Veterinarians have concluded that a bonobo from Great Ape Trust of Iowa died last month of a heart condition, the organization announced Tuesday.
Iowa State University veterinarians examined P-Suke, an adult male, after his death on July 7 while he was under anesthesia in preparation for hernia surgery. The examination, called a necropsy, found that P-Suke had cardiac fibrosis, which results when stiff, fibrous tissue forms in the muscle and lining of the heart. That tissue makes it harder for the heart to pump blood.
Dr. Brigetta Hughes, a veterinarian for the Ape Trust, said there was no way to know whether the anesthesia played a role in the bonobo's death. However, the staff confirmed that the appropriate anesthesia was used in the correct dose.
The trust delayed release of the ISU necropsy until the final report was issued.
"Cardiac fibrosis occurs in great apes as it does in human," Hughes said. "At this time, we're unsure what caused it to develop in P-Suke, but we believe he lived with it for at least several years.
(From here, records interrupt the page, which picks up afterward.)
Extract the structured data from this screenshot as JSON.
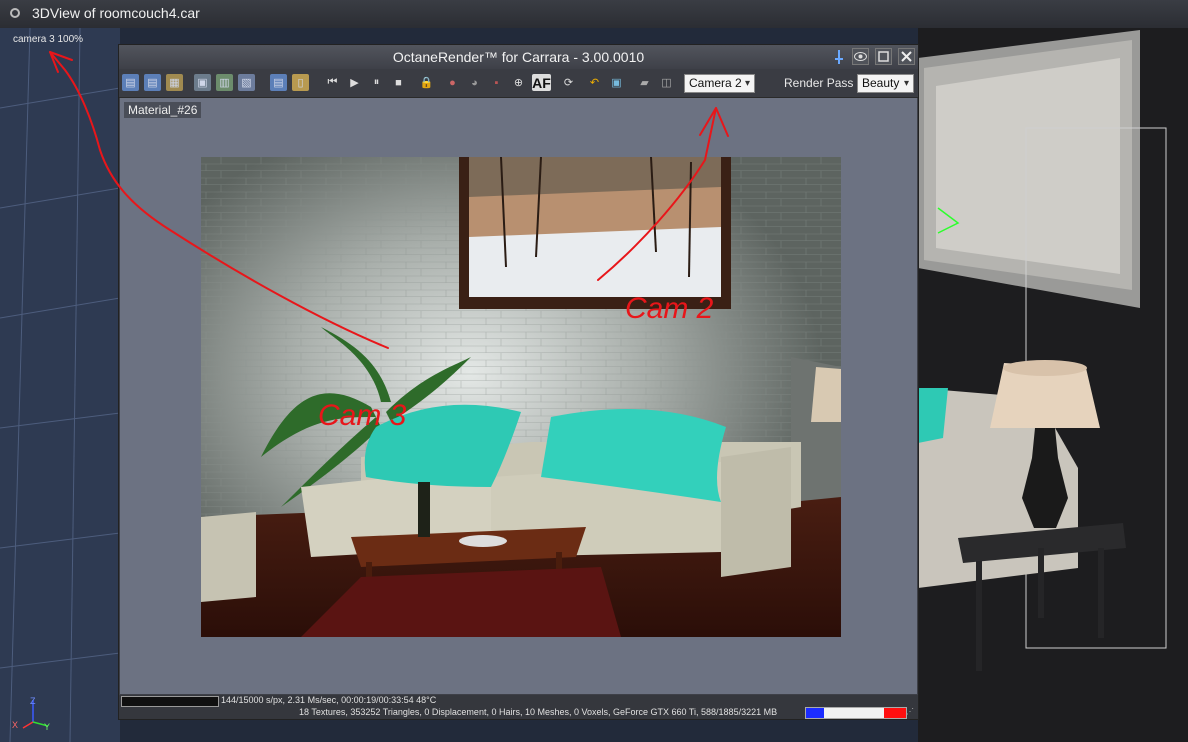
{
  "outer": {
    "title": "3DView of roomcouch4.car",
    "camera_label": "camera 3 100%",
    "axis": {
      "z": "Z",
      "x": "X",
      "y": "Y"
    }
  },
  "octane": {
    "title": "OctaneRender™ for Carrara - 3.00.0010",
    "toolbar": {
      "af_label": "AF",
      "camera_select": "Camera 2",
      "render_pass_label": "Render Pass",
      "render_pass_select": "Beauty"
    },
    "material_label": "Material_#26",
    "status": {
      "line1": "144/15000 s/px, 2.31 Ms/sec, 00:00:19/00:33:54    48°C",
      "line2": "18 Textures, 353252 Triangles, 0 Displacement, 0 Hairs, 10 Meshes, 0 Voxels, GeForce GTX 660 Ti, 588/1885/3221 MB"
    }
  },
  "annotations": {
    "cam2": "Cam 2",
    "cam3": "Cam 3"
  },
  "colors": {
    "annotation": "#e8161a",
    "pillow": "#2ec9b4",
    "memory_used": "#1c2cff",
    "memory_high": "#ff0f0f"
  }
}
We can say, however, the fibrosis was not related to arterial changes such as those seen in humans with poor diet, lack of exercise or hypertension."
P-Suke was born in 1979 in the rain forest of Zaire, now Congo.